Supplied records Start Marker
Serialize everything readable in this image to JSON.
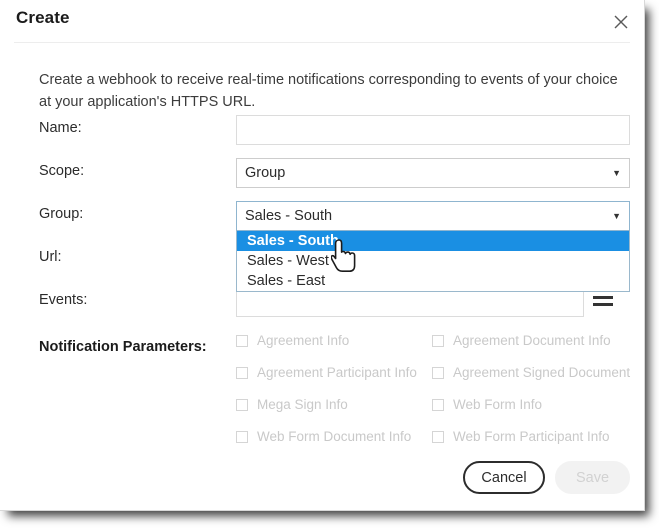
{
  "dialog": {
    "title": "Create",
    "close_icon": "close-icon",
    "intro": "Create a webhook to receive real-time notifications corresponding to events of your choice at your application's HTTPS URL."
  },
  "form": {
    "name": {
      "label": "Name:",
      "value": "",
      "placeholder": ""
    },
    "scope": {
      "label": "Scope:",
      "value": "Group",
      "caret": "▼"
    },
    "group": {
      "label": "Group:",
      "value": "Sales - South",
      "caret": "▼",
      "open": true,
      "options": [
        "Sales - South",
        "Sales - West",
        "Sales - East"
      ],
      "selected_index": 0
    },
    "url": {
      "label": "Url:",
      "value": "",
      "placeholder": ""
    },
    "events": {
      "label": "Events:",
      "value": "",
      "handle_icon": "list-menu-icon",
      "caret": "▼"
    }
  },
  "notification_parameters": {
    "label": "Notification Parameters:",
    "items": [
      {
        "label": "Agreement Info",
        "checked": false,
        "disabled": true
      },
      {
        "label": "Agreement Document Info",
        "checked": false,
        "disabled": true
      },
      {
        "label": "Agreement Participant Info",
        "checked": false,
        "disabled": true
      },
      {
        "label": "Agreement Signed Document",
        "checked": false,
        "disabled": true
      },
      {
        "label": "Mega Sign Info",
        "checked": false,
        "disabled": true
      },
      {
        "label": "Web Form Info",
        "checked": false,
        "disabled": true
      },
      {
        "label": "Web Form Document Info",
        "checked": false,
        "disabled": true
      },
      {
        "label": "Web Form Participant Info",
        "checked": false,
        "disabled": true
      }
    ]
  },
  "footer": {
    "cancel_label": "Cancel",
    "save_label": "Save",
    "save_disabled": true
  },
  "colors": {
    "highlight_blue": "#1a8fe3",
    "focus_border": "#8fb5cf",
    "text": "#2b2b2b",
    "disabled_text": "#c9c9c9"
  },
  "cursor": {
    "type": "pointer-hand-cursor"
  }
}
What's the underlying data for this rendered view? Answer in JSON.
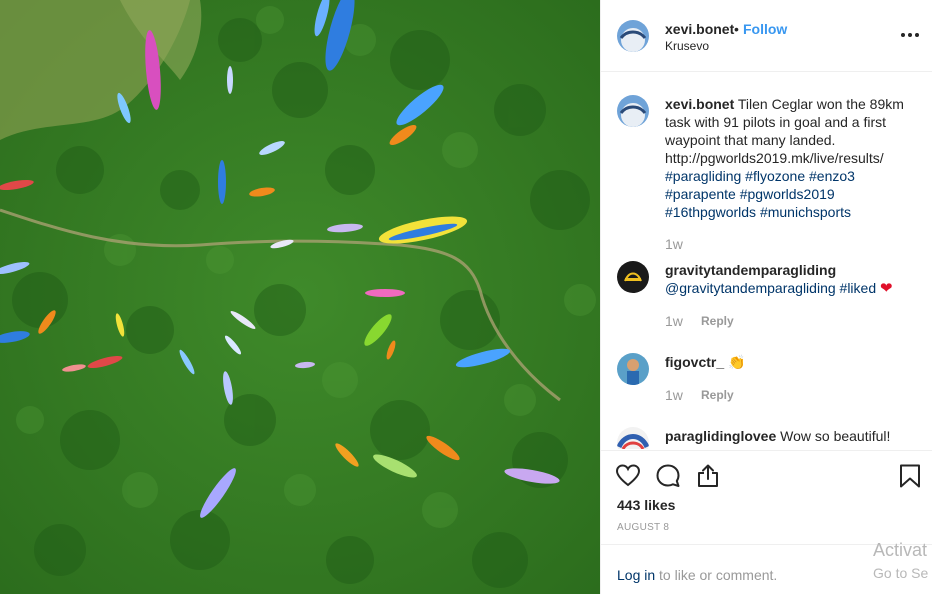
{
  "post": {
    "username": "xevi.bonet",
    "separator": "•",
    "follow_label": "Follow",
    "location": "Krusevo",
    "photo_alt": "Aerial view of paragliders over a green forest",
    "more_icon": "more-options-icon"
  },
  "comments": [
    {
      "username": "xevi.bonet",
      "text": "Tilen Ceglar won the 89km task with 91 pilots in goal and a first waypoint that many landed.",
      "link": "http://pgworlds2019.mk/live/results/",
      "hashtags_line1": "#paragliding #flyozone #enzo3",
      "hashtags_line2": "#parapente #pgworlds2019",
      "hashtags_line3": "#16thpgworlds #munichsports",
      "age": "1w"
    },
    {
      "username": "gravitytandemparagliding",
      "mention": "@gravitytandemparagliding",
      "hashtag": "#liked",
      "emoji": "❤",
      "age": "1w",
      "reply_label": "Reply"
    },
    {
      "username": "figovctr_",
      "emoji": "👏",
      "age": "1w",
      "reply_label": "Reply"
    },
    {
      "username": "paraglidinglovee",
      "text": "Wow so beautiful!"
    }
  ],
  "actions": {
    "like_icon": "heart-outline-icon",
    "comment_icon": "comment-bubble-icon",
    "share_icon": "share-upload-icon",
    "save_icon": "bookmark-icon"
  },
  "likes": "443 likes",
  "date": "AUGUST 8",
  "login": {
    "link": "Log in",
    "rest": " to like or comment."
  },
  "watermark": {
    "line1": "Activat",
    "line2": "Go to Se"
  },
  "colors": {
    "link_blue": "#3897f0",
    "hashtag_blue": "#003569",
    "muted": "#999999",
    "heart_red": "#e0102a"
  }
}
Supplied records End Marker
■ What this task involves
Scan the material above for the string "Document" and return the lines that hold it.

■ Task output
        "label": "Agreement Document Info",
        "label": "Agreement Signed Document",
        "label": "Web Form Document Info",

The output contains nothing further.